  • (K) 5.53% of GDP – recoverable loss due to poor quality data – Information Time Capital lost expressed as a % of GDP.

US Economy 2016 Calculation Formula & Sequence

WORKFORCE CALCS – 119,556,328 Impacted Workers

  • STEP 1 – (C) x (D) = 7,454,200 Unemployed Pool
  • STEP 2 – (C) – 7,454,200 Unemployed Pool = Employed Workforce Pool =  151,145,800  = (E)
  • STEP 3 – (E) x (F) = (G) = Impacted Workers = 119,556,328  workers

Recoverable DQ Damage Overhead – $1.027T

  • STEP 1 – (A) x (G) = (H) 100% of Lost Worker Productivity in Workers = 17,933,449 Worker Equivalents
  • STEP 2 – (H) x (I) = (J) = recoverable productivity loss per annum due to poor quality data = $1.027T

Recoverable DQ Damage Overhead – 5.53% of GDP

  • STEP 1 – (J) / (B) = (K) = $1.027T / $18.46T = 5.53% of US GDP in 2016


If you are interested in calculating the “actual & total” data quality damage circulating through your organisation today, along with the identification of the root causes and how to recovery back the economic damage, you may need our automated tool and our algorithms to do that quickly, accurately and at scale.

Our framework, method (algorithms), software tool, and client references will satisfy your accounting, operational, risk, human resource  and data experts.

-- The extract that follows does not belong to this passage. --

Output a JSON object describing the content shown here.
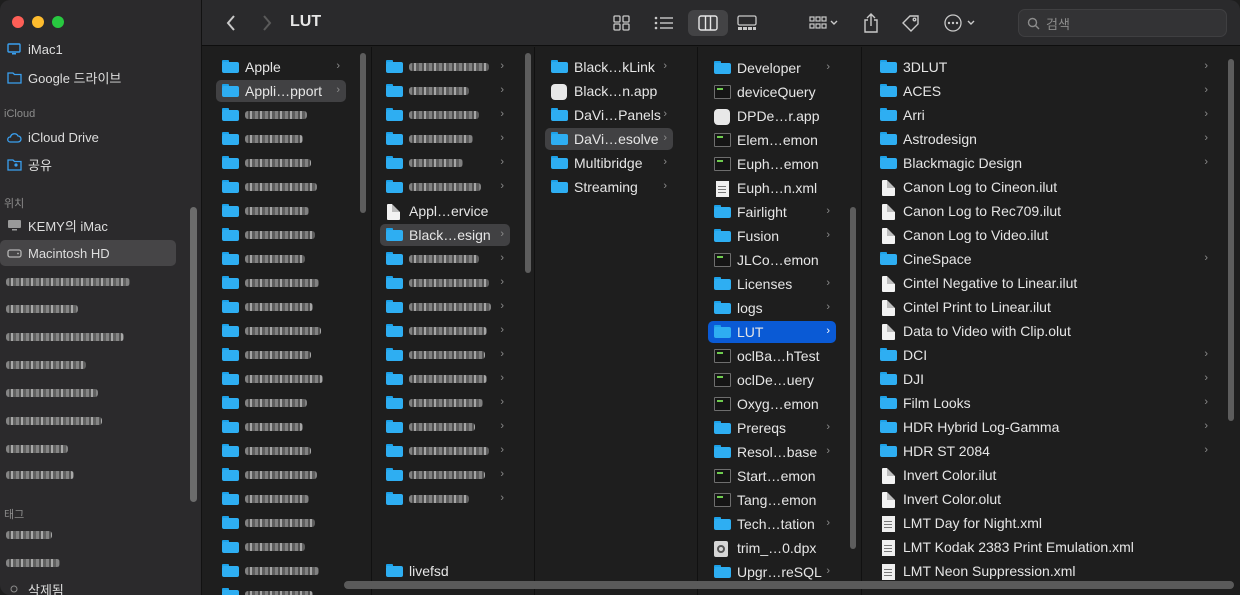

Author: Martin Spratt, 6th September  2017. Martin Spratt is a data value guru, author and CDO advisor, held hostage in Melbourne by 4 women and a cat, and survives on cappuccinos. This article first appeared on

Data Quality for Financial Performance